She thinks a soft vest style is best, but at the shelter where I volunteer, they sell the PetSafe brand, which is the more traditional figure-8 style. They always use the PetSafe Easy Walk harnesses for dogs, which are wonderful, so I feel like this recommends the brand.
Have you any advice on this topic? Her kitty goes out on the balcony, which she has made safe for him, but she would like to be able to give him more stimulation at some point. So she wants to train him while he is still relatively young -- just a little over 18 months old now. -- M.S., Alexandria, Virginia
DEAR M.S.: I had a disaster with one of our rescued cats, who spooked when out on a leash and harness for the first time. He was able to wriggle out of the harness and ran off. It was early winter, and he was too scared to come back indoors. It took several days and long nights to encourage him to come back inside.
I advise getting a soft, full-body wrap-type harness, and also a collar, so he’ll have two leashes. Cats can wriggle out of almost anything when they have a mind to it.
Put everything on the cat indoors to start out right, and get the cat used to the pull of the leashes and feel of the harness. Avoid trying to lead the cat; cats prefer to lead and take their time slowly exploring when outside, even rolling in grass or dust, rubbing their lips, chins, temples and tails to mark various fixed objects and nibbling various plants.

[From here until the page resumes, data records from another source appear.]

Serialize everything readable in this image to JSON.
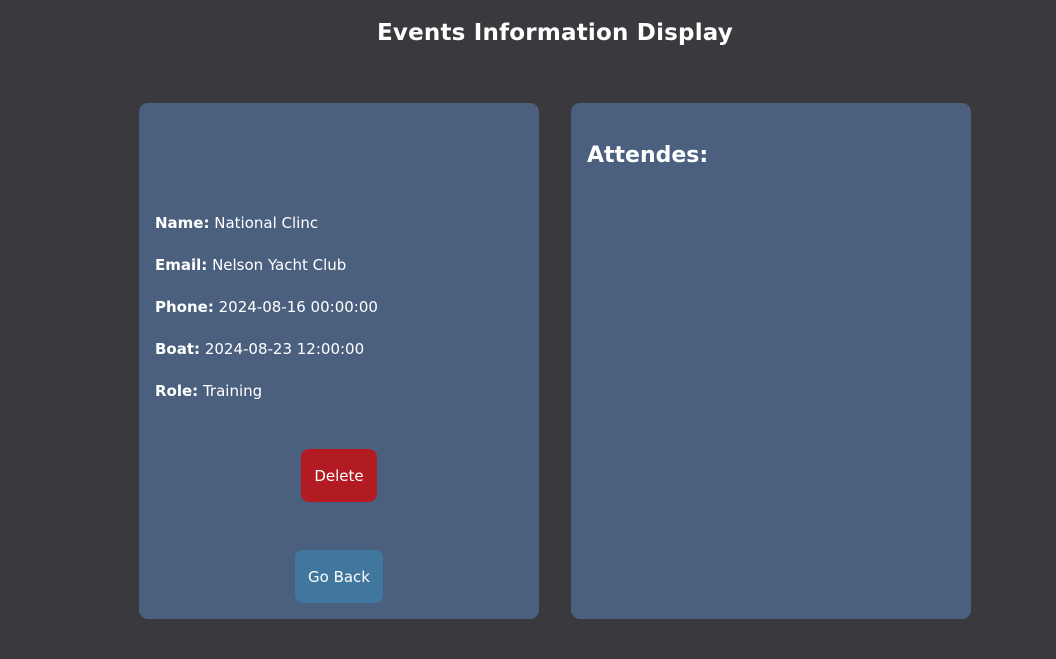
{
  "page": {
    "title": "Events Information Display"
  },
  "details": {
    "name_label": "Name:",
    "name_value": "National Clinc",
    "email_label": "Email:",
    "email_value": "Nelson Yacht Club",
    "phone_label": "Phone:",
    "phone_value": "2024-08-16 00:00:00",
    "boat_label": "Boat:",
    "boat_value": "2024-08-23 12:00:00",
    "role_label": "Role:",
    "role_value": "Training"
  },
  "actions": {
    "delete_label": "Delete",
    "back_label": "Go Back"
  },
  "attendees": {
    "heading": "Attendes:",
    "items": []
  },
  "colors": {
    "background": "#3a393d",
    "card": "#4a607e",
    "delete": "#b31b22",
    "back": "#41769e"
  }
}
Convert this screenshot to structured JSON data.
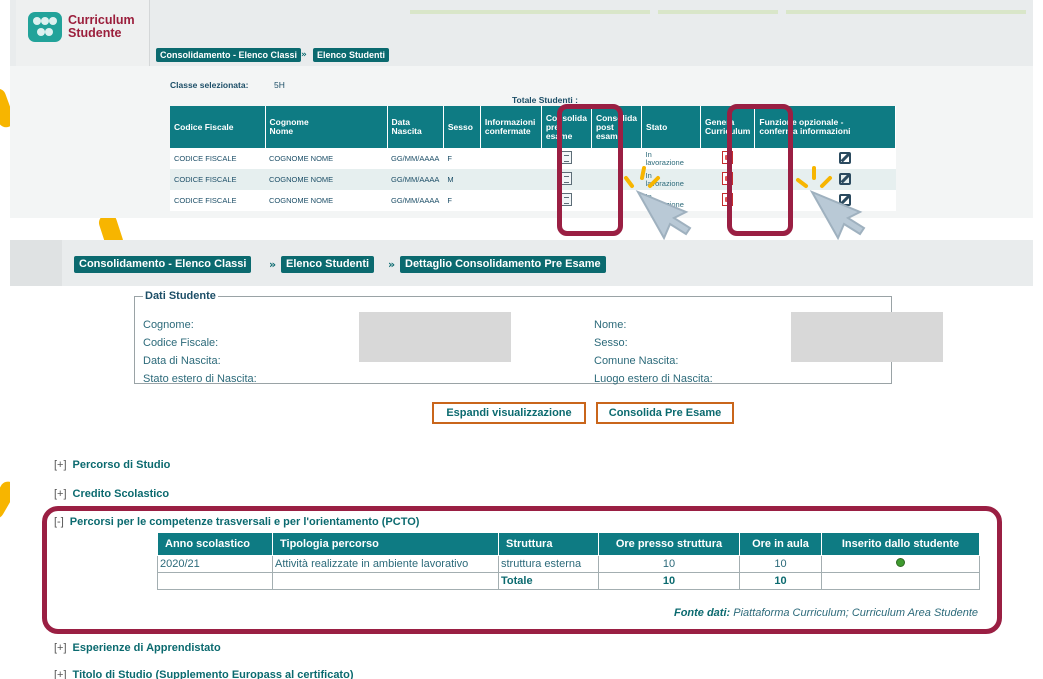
{
  "colors": {
    "accent": "#0e7b83",
    "highlight": "#9a1f43",
    "button_border": "#c9651b",
    "decor": "#f7b500"
  },
  "app": {
    "logo_line1": "Curriculum",
    "logo_line2": "Studente"
  },
  "top": {
    "breadcrumb": [
      "Consolidamento - Elenco Classi",
      "»",
      "Elenco Studenti"
    ],
    "class_label": "Classe selezionata:",
    "class_value": "5H",
    "total_label": "Totale Studenti :",
    "headers": {
      "cf": "Codice Fiscale",
      "cognome": "Cognome",
      "nome": "Nome",
      "data": "Data",
      "nascita": "Nascita",
      "sesso": "Sesso",
      "info1": "Informazioni",
      "info2": "confermate",
      "pre1": "Consolida",
      "pre2": "pre",
      "pre3": "esame",
      "post1": "Consolida",
      "post2": "post",
      "post3": "esame",
      "stato": "Stato",
      "gen1": "Genera",
      "gen2": "Curriculum",
      "fun1": "Funzione opzionale -",
      "fun2": "conferma informazioni"
    },
    "rows": [
      {
        "cf": "CODICE FISCALE",
        "nome": "COGNOME NOME",
        "data": "GG/MM/AAAA",
        "sesso": "F",
        "stato1": "In",
        "stato2": "lavorazione"
      },
      {
        "cf": "CODICE FISCALE",
        "nome": "COGNOME NOME",
        "data": "GG/MM/AAAA",
        "sesso": "M",
        "stato1": "In",
        "stato2": "lavorazione"
      },
      {
        "cf": "CODICE FISCALE",
        "nome": "COGNOME NOME",
        "data": "GG/MM/AAAA",
        "sesso": "F",
        "stato1": "In",
        "stato2": "lavorazione"
      }
    ],
    "icons": {
      "pre": "document-icon",
      "curriculum": "pdf-icon",
      "funzione": "edit-icon"
    }
  },
  "bottom": {
    "breadcrumb": [
      "Consolidamento - Elenco Classi",
      "»",
      "Elenco Studenti",
      "»",
      "Dettaglio Consolidamento Pre Esame"
    ],
    "legend": "Dati Studente",
    "labels_left": [
      "Cognome:",
      "Codice Fiscale:",
      "Data di Nascita:",
      "Stato estero di Nascita:"
    ],
    "labels_right": [
      "Nome:",
      "Sesso:",
      "Comune Nascita:",
      "Luogo estero di Nascita:"
    ],
    "btn_espandi": "Espandi visualizzazione",
    "btn_consolida": "Consolida Pre Esame",
    "sections": [
      {
        "toggle": "[+]",
        "title": "Percorso di Studio"
      },
      {
        "toggle": "[+]",
        "title": "Credito Scolastico"
      },
      {
        "toggle": "[-]",
        "title": "Percorsi per le competenze trasversali e per l'orientamento (PCTO)"
      },
      {
        "toggle": "[+]",
        "title": "Esperienze di Apprendistato"
      },
      {
        "toggle": "[+]",
        "title": "Titolo di Studio (Supplemento Europass al certificato)"
      }
    ],
    "pcto": {
      "headers": [
        "Anno scolastico",
        "Tipologia percorso",
        "Struttura",
        "Ore presso struttura",
        "Ore in aula",
        "Inserito dallo studente"
      ],
      "row": {
        "anno": "2020/21",
        "tipologia": "Attività realizzate in ambiente lavorativo",
        "struttura": "struttura esterna",
        "ore_struttura": "10",
        "ore_aula": "10"
      },
      "total": {
        "label": "Totale",
        "ore_struttura": "10",
        "ore_aula": "10"
      },
      "fonte_label": "Fonte dati:",
      "fonte_value": "Piattaforma Curriculum; Curriculum Area Studente"
    }
  }
}
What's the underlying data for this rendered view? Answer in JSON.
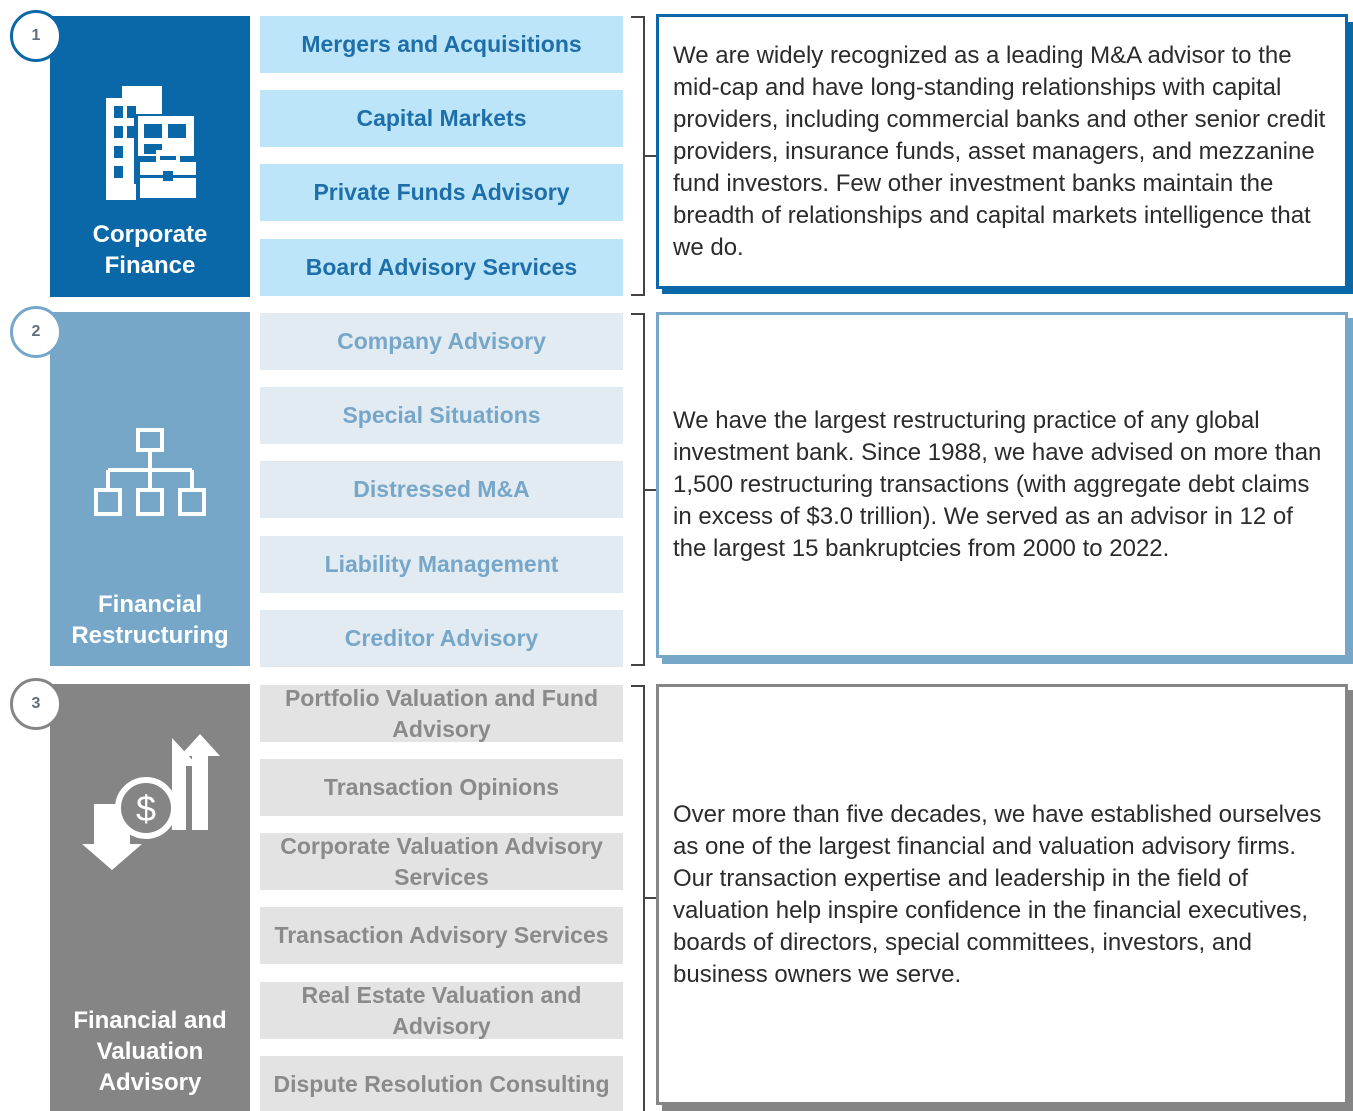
{
  "sections": [
    {
      "number": "1",
      "title": "Corporate\nFinance",
      "icon": "office-building-briefcase-icon",
      "color": "#0a68a8",
      "service_bg": "#bde5f9",
      "service_text": "#1e6fa9",
      "services": [
        "Mergers and Acquisitions",
        "Capital Markets",
        "Private Funds Advisory",
        "Board Advisory Services"
      ],
      "description": "We are widely recognized as a leading M&A advisor to the mid-cap and have long-standing relationships with capital providers, including commercial banks and other senior credit providers, insurance funds, asset managers, and mezzanine fund investors. Few other investment banks maintain the breadth of relationships and capital markets intelligence that we do."
    },
    {
      "number": "2",
      "title": "Financial\nRestructuring",
      "icon": "org-chart-icon",
      "color": "#76a7c9",
      "service_bg": "#e3ebf2",
      "service_text": "#76a7c9",
      "services": [
        "Company Advisory",
        "Special Situations",
        "Distressed M&A",
        "Liability Management",
        "Creditor Advisory"
      ],
      "description": "We have the largest restructuring practice of any global investment bank. Since 1988, we have advised on more than 1,500 restructuring transactions (with aggregate debt claims in excess of $3.0 trillion). We served as an advisor in 12 of the largest 15 bankruptcies from 2000 to 2022."
    },
    {
      "number": "3",
      "title": "Financial and\nValuation\nAdvisory",
      "icon": "dollar-exchange-arrows-icon",
      "color": "#858585",
      "service_bg": "#e3e3e3",
      "service_text": "#8a8a8a",
      "services": [
        "Portfolio Valuation and Fund Advisory",
        "Transaction Opinions",
        "Corporate Valuation Advisory Services",
        "Transaction Advisory Services",
        "Real Estate Valuation and Advisory",
        "Dispute Resolution Consulting"
      ],
      "description": "Over more than five decades, we have established ourselves as one of the largest financial and valuation advisory firms. Our transaction expertise and leadership in the field of valuation help inspire confidence in the financial executives, boards of directors, special committees, investors, and business owners we serve."
    }
  ]
}
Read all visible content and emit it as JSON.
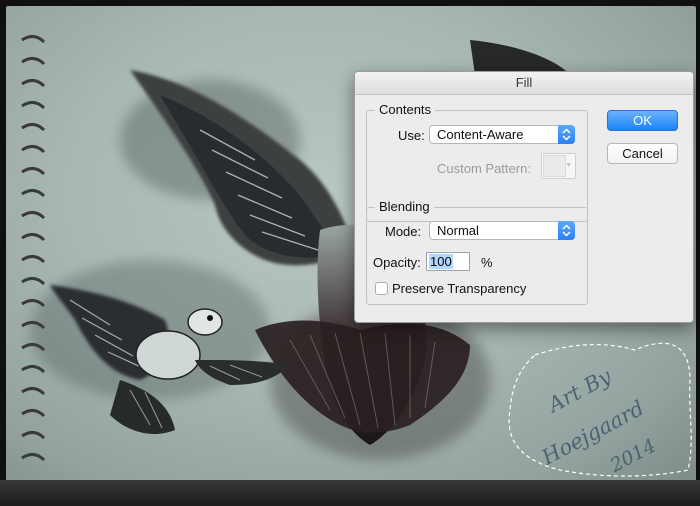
{
  "dialog": {
    "title": "Fill",
    "contents": {
      "group_label": "Contents",
      "use_label": "Use:",
      "use_value": "Content-Aware",
      "custom_pattern_label": "Custom Pattern:"
    },
    "blending": {
      "group_label": "Blending",
      "mode_label": "Mode:",
      "mode_value": "Normal",
      "opacity_label": "Opacity:",
      "opacity_value": "100",
      "opacity_unit": "%",
      "preserve_label": "Preserve Transparency",
      "preserve_checked": false
    },
    "buttons": {
      "ok": "OK",
      "cancel": "Cancel"
    }
  },
  "artwork": {
    "signature_lines": [
      "Art By",
      "Hoejgaard",
      "2014"
    ]
  },
  "colors": {
    "accent": "#2d7ff5",
    "dialog_bg": "#ececec",
    "paper": "#b2c0bd"
  }
}
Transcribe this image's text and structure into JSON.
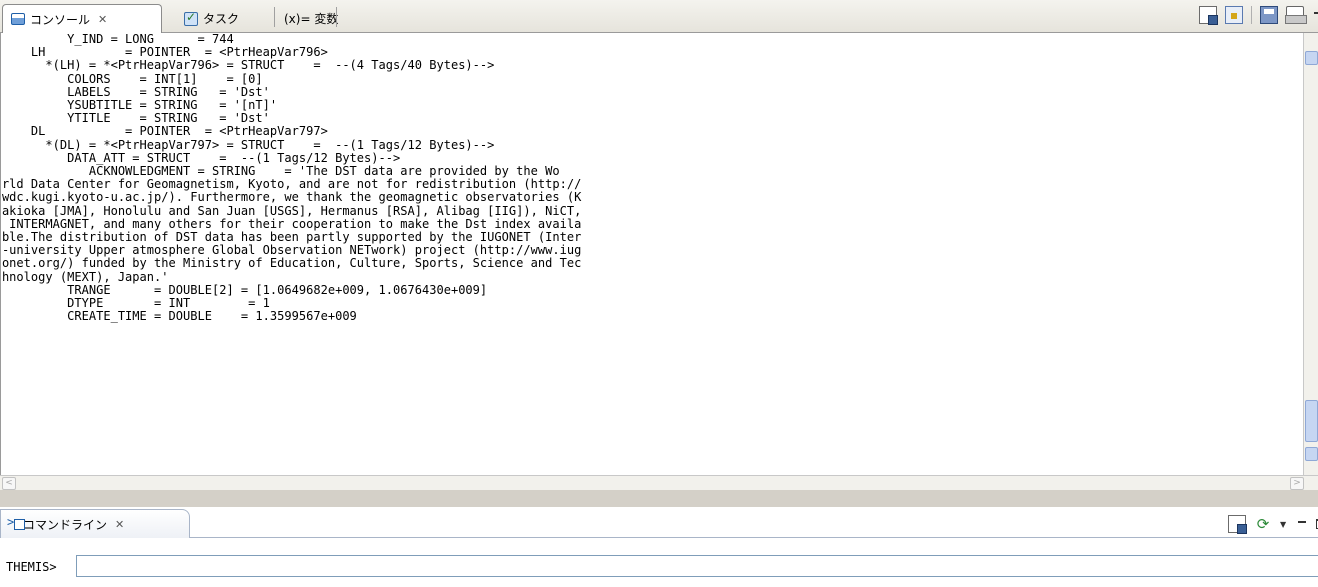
{
  "console_view": {
    "tabs": [
      {
        "label": "コンソール",
        "close": "✕",
        "active": true
      },
      {
        "label": "タスク",
        "active": false
      },
      {
        "label": "(x)= 変数",
        "active": false
      }
    ],
    "toolbar_icons": [
      "clear-console-icon",
      "scroll-lock-icon",
      "save-icon",
      "print-icon"
    ],
    "lines": [
      "         Y_IND = LONG      = 744",
      "    LH           = POINTER  = <PtrHeapVar796>",
      "      *(LH) = *<PtrHeapVar796> = STRUCT    =  --(4 Tags/40 Bytes)-->",
      "         COLORS    = INT[1]    = [0]",
      "         LABELS    = STRING   = 'Dst'",
      "         YSUBTITLE = STRING   = '[nT]'",
      "         YTITLE    = STRING   = 'Dst'",
      "    DL           = POINTER  = <PtrHeapVar797>",
      "      *(DL) = *<PtrHeapVar797> = STRUCT    =  --(1 Tags/12 Bytes)-->",
      "         DATA_ATT = STRUCT    =  --(1 Tags/12 Bytes)-->",
      "            ACKNOWLEDGMENT = STRING    = 'The DST data are provided by the Wo",
      "rld Data Center for Geomagnetism, Kyoto, and are not for redistribution (http://",
      "wdc.kugi.kyoto-u.ac.jp/). Furthermore, we thank the geomagnetic observatories (K",
      "akioka [JMA], Honolulu and San Juan [USGS], Hermanus [RSA], Alibag [IIG]), NiCT,",
      " INTERMAGNET, and many others for their cooperation to make the Dst index availa",
      "ble.The distribution of DST data has been partly supported by the IUGONET (Inter",
      "-university Upper atmosphere Global Observation NETwork) project (http://www.iug",
      "onet.org/) funded by the Ministry of Education, Culture, Sports, Science and Tec",
      "hnology (MEXT), Japan.'",
      "         TRANGE      = DOUBLE[2] = [1.0649682e+009, 1.0676430e+009]",
      "         DTYPE       = INT        = 1",
      "         CREATE_TIME = DOUBLE    = 1.3599567e+009"
    ]
  },
  "command_view": {
    "tab_label": "コマンドライン",
    "tab_close": "✕",
    "prompt": "THEMIS>",
    "input_value": "",
    "toolbar_icons": [
      "clear-icon",
      "refresh-icon",
      "dropdown-icon"
    ]
  }
}
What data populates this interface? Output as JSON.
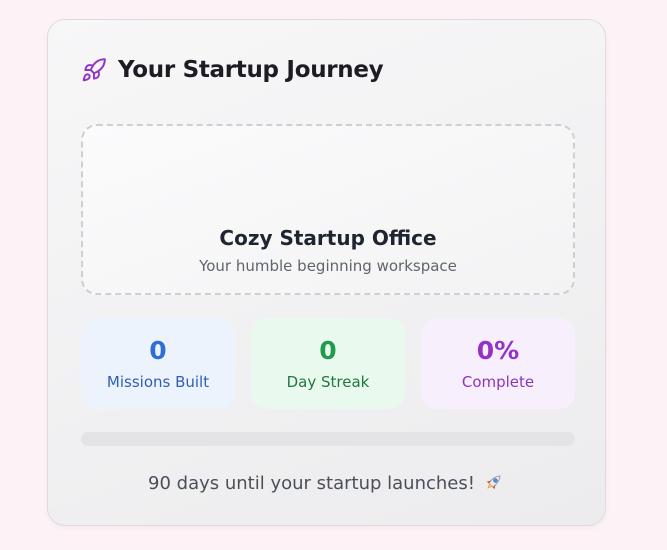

Cats have excellent depth perception and are generally safe on upper decks, but initially, I would be cautious and have the cat wear the harness and collar on a safety leash before letting him out on the balcony.